The ads are specifically targeted to the interests of readers who are likely to visit this site.  They feature products, services, and career postings related to patient safety, medical staff services management, risk management, and healthcare administration.

Help WantedSo keep your eye on what pops up over there – maybe it will be the job of your dreams, or if you’ve already got that, a product that will make the job of your dreams even better!

And now, back to our program…

TJC Telemedicine Standard On Hold

RadiologyBeen knocking yourself out over the past few months to get your telemedicine providers credentialed before the looming July 15th Joint Commission standards change? 
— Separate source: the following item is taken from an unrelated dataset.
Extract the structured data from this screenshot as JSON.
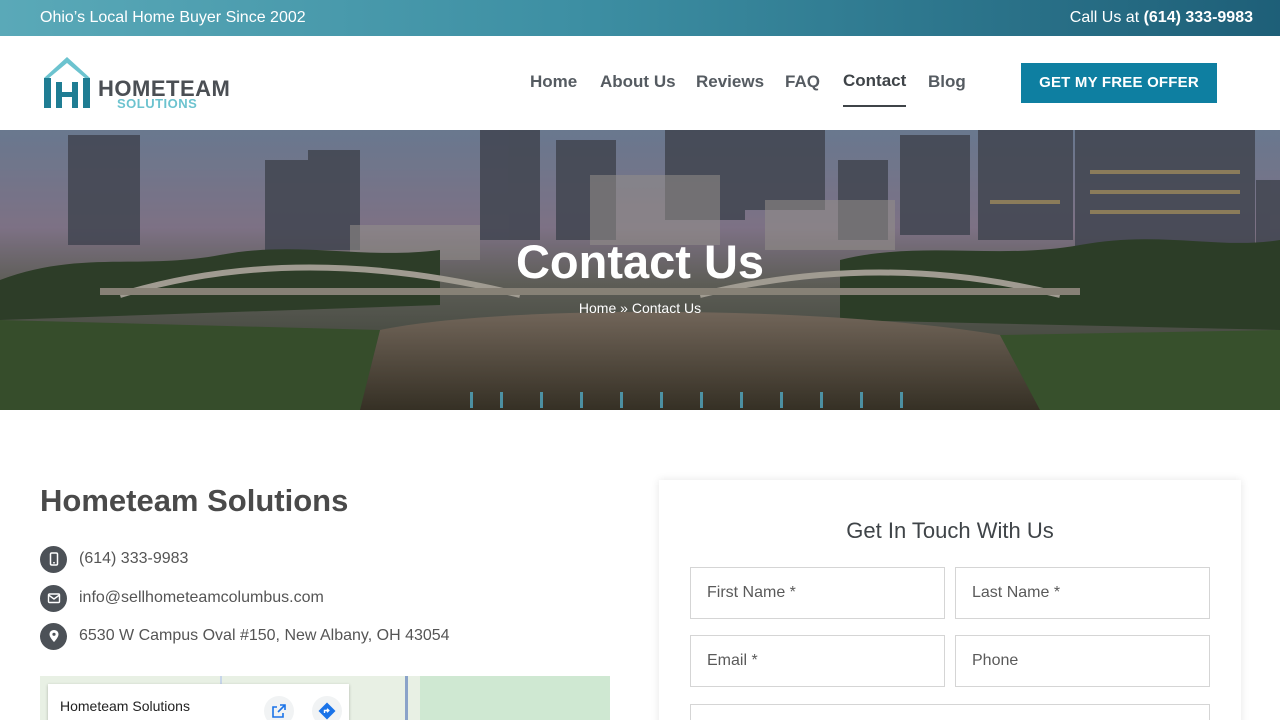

Nevermind…

The NAMSS Blog provides an update on the July Joint Commission deadline for credentialing telemedicine providers. It’s now being held until March 2011, and likely will be changed before then. 

Although it would be easy to feel grouchy toward TJC for creating a standard that’s been making credentialers around the country jump through hoops, and then placing it on hold at the 11th hour, The Joint Commission is actually the hero, not the villain in this story.   They have long supported the credentialing-by-proxy standard which allowed hospitals to rely on the credentialing of other Joint Commission approved organizations when it came to credentialing the many (many…many…) teleradiologists and other physicians who provide remote care in today’s hospitals.  The CMS Conditions of Participation however, did not support that viewpoint.  And, as we know, it (literally) requires an act of Congress to change the CoP’s. 
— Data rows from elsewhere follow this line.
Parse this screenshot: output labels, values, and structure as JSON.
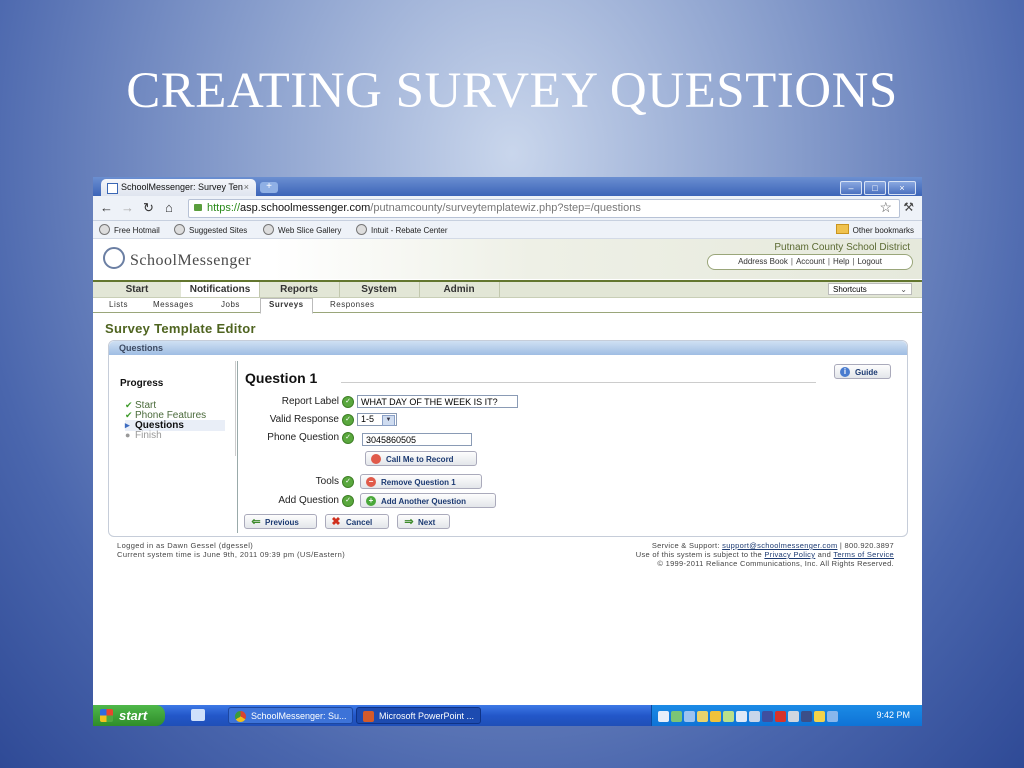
{
  "slide": {
    "title": "CREATING SURVEY QUESTIONS"
  },
  "browser": {
    "tab_title": "SchoolMessenger: Survey Ten",
    "tab_close": "×",
    "new_tab": "+",
    "win_minimize": "–",
    "win_restore": "□",
    "win_close": "×",
    "url_scheme": "https://",
    "url_host": "asp.schoolmessenger.com",
    "url_path": "/putnamcounty/surveytemplatewiz.php?step=/questions",
    "bookmarks": [
      "Free Hotmail",
      "Suggested Sites",
      "Web Slice Gallery",
      "Intuit - Rebate Center"
    ],
    "other_bookmarks": "Other bookmarks"
  },
  "app": {
    "logo": "SchoolMessenger",
    "district": "Putnam County School District",
    "account_links": [
      "Address Book",
      "Account",
      "Help",
      "Logout"
    ],
    "nav": [
      "Start",
      "Notifications",
      "Reports",
      "System",
      "Admin"
    ],
    "shortcuts": "Shortcuts",
    "subnav": [
      "Lists",
      "Messages",
      "Jobs",
      "Surveys",
      "Responses"
    ],
    "page_title": "Survey Template Editor",
    "panel_title": "Questions",
    "guide": "Guide",
    "progress": {
      "title": "Progress",
      "steps": [
        "Start",
        "Phone Features",
        "Questions",
        "Finish"
      ]
    },
    "question": {
      "title": "Question 1",
      "report_label_lbl": "Report Label",
      "report_label_val": "WHAT DAY OF THE WEEK IS IT?",
      "valid_response_lbl": "Valid Response",
      "valid_response_val": "1-5",
      "phone_question_lbl": "Phone Question",
      "phone_question_val": "3045860505",
      "call_btn": "Call Me to Record",
      "tools_lbl": "Tools",
      "remove_btn": "Remove Question 1",
      "add_lbl": "Add Question",
      "add_btn": "Add Another Question"
    },
    "buttons": {
      "previous": "Previous",
      "cancel": "Cancel",
      "next": "Next"
    },
    "footer": {
      "logged_in": "Logged in as Dawn Gessel (dgessel)",
      "time": "Current system time is June 9th, 2011 09:39 pm (US/Eastern)",
      "support_prefix": "Service & Support: ",
      "support_email": "support@schoolmessenger.com",
      "support_phone": " | 800.920.3897",
      "policy_prefix": "Use of this system is subject to the ",
      "privacy": "Privacy Policy",
      "and": " and ",
      "terms": "Terms of Service",
      "copyright": "© 1999-2011 Reliance Communications, Inc. All Rights Reserved."
    }
  },
  "taskbar": {
    "start": "start",
    "tasks": [
      "SchoolMessenger: Su...",
      "Microsoft PowerPoint ..."
    ],
    "clock": "9:42 PM"
  }
}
So, although it would have been nice if this change could have occured a bit sooner, at least the push-back on the July 15th deadline is good news for medical staff services professionals, particularly those who work in hospitals and for teleradiology groups.

Blogging, Then And Now

KeysI’ve been blogging about healthcare since 2004.  I believe that blogs (and bloggers) age in dog years, so I figure that makes this blog about 30 years old, a veritable “grown up” in the world of blogs.

As with all technology-based endeavors, there has been monumental change in the blogosphere since 2004.  

What I like better now  

  • There are many more healthcare blogs providing high-quality information
  • Blogs are far better looking, some of the 2004-2005 models were pretty homely
  • Blogging software has improved, giving writers more creative options
  • Bloggers garner more respect and are more often seen as “real” writers
  • High-quality bloggers can make a little money from their writing, for example, KevinMD and Clinical Cases and Images.

What I liked better in the early days 

Time passes, perspectives change, but now and then it’s good to go back to the old neighborhood, visit with old friends, and reminisce.

Pennsylvania Patient Safety Advisory

The Pennsylvania Patient Safety Authority has issued it's latest Advisory Report. 

The eleven-member Authority was established in 2002 by the Pennsylvania Medical Care Availability and Reduction of Error Act (MCARE Act).

Based on reports of medical errors that it receives from hospitals, birth centers, and ambulatory surgery centers around the State, the Authority releases a quarterly best-practice and staff education report.

The current issue covers various topics including:

  • Improving the Safety of the Blood Transfusion Process
  • Tubing Misconnections: Making the Connection to Patient Safety
  • Probiotic Use for Clostridium Difficile Infection
  • OR Fire Prevention Video
  • Management of MRSA in Ambulatory Surgical Facilities
  • Quarterly Update on the Preventing Wrong-Site Surgery Project

The report offers insights not available in all states, since most do not yet have a mandatory reporting requirement.  See the graph at Dead by Mistake to determine whether your state has a medical error reporting requirement.